Born in Kobe, Japan to a Japanese mother and a French Canadian-American father and raised in the Pacific Rim, Mari L’Esperance was awarded a Prairie Schooner Book Prize in Poetry for her full-length collection The Darkened Temple (University of Nebraska Press, 2008). Peggy Shumaker has written, “These stunning lyrics shine light on suffering. Across generations and across cultures, we follow intricate rituals of desire, of myth making, of mourning. Via corrosive wondering about a disappeared mother, we arrive ‘alone / at the gate of the unbearable.’ And yet these poems, vibrant and necessary, return us to ‘retrievable life,’ to essential human mysteries.” An earlier collection Begin Here was awarded a Sarasota Poetry Theatre Press Chapbook Prize. With Tomás Q. Morín, L'Esperance coedited Coming Close: Forty Essays on Philip Levine (Prairie Lights, 2013).
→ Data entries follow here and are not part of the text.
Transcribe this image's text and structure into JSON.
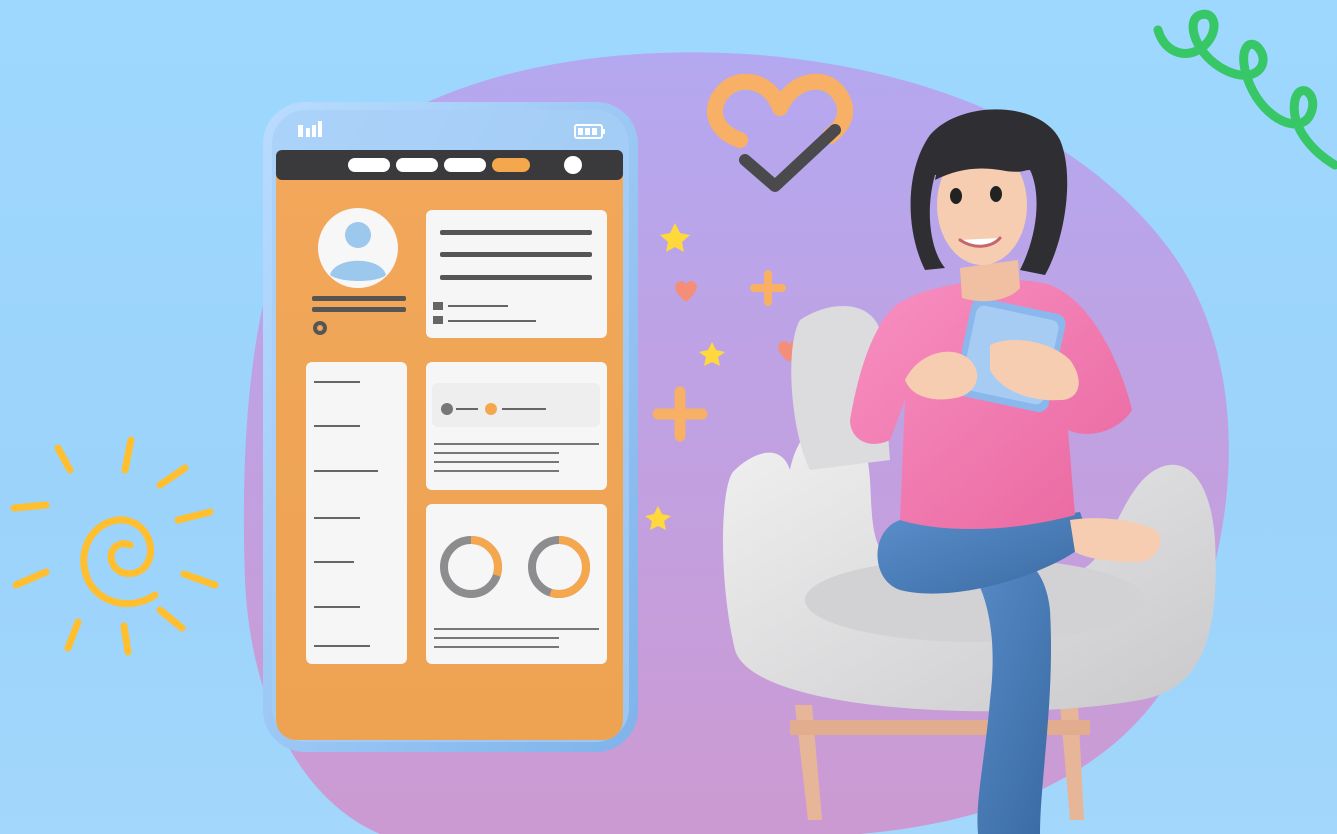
{
  "scene": {
    "palette": {
      "sky": "#9dd6fe",
      "blob_top": "#b9a6ec",
      "blob_bottom": "#c99ad8",
      "phone_frame": "#8ec0ef",
      "screen_orange": "#f1a656",
      "card_white": "#f6f6f6",
      "accent_orange": "#f5a74e",
      "sun_yellow": "#ffbf2e",
      "squiggle_green": "#38c766",
      "sweater_pink": "#f57fb6",
      "jeans_blue": "#4c7fb8",
      "chair_gray": "#e3e3e3",
      "heart_coral": "#f48e79",
      "star_yellow": "#ffd93b"
    },
    "icons": [
      "signal-icon",
      "battery-icon",
      "avatar-icon",
      "gear-icon",
      "heart-icon",
      "checkmark-icon",
      "sun-icon",
      "squiggle-icon",
      "star-icon",
      "plus-icon"
    ],
    "phone_mockup": {
      "active_tab_index": 3,
      "tab_count": 4,
      "donut_progress": [
        0.3,
        0.55
      ]
    }
  }
}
L’Esperance’s writing has appeared in Beloit Poetry Journal, Gwarlingo‘s Sunday Poem Series, Many Mountains Moving, A Poetry Congeries with John Hoppenthaler at Connotation Press: An Online Artifact, Pequod, Poetry Kanto, Prairie Schooner, Salamander, Zocalo Public Square, and elsewhere and her poems have been nominated twice for a Pushcart Prize. Anthologies featuring her work include The Book of Scented Things (edited by Jehanne Dubrow and Lindsay Lusby), the Prairie Schooner Book Prize Tenth Anniversary Reader (edited by James Engelhardt and Marianne Kunkel), and When the Muse Calls: Poems for the Creative Life (edited by Kathryn Ridall). She is a graduate of the Creative Writing Program at New York University and a recipient of awards from the New York Times, NYU, Hedgebrook, and Dorland Mountain Arts Colony.
L’Esperance lives in the Los Angeles area, where she works as a psychotherapist in private practice, writes, and occasionally facilitates poetry groups.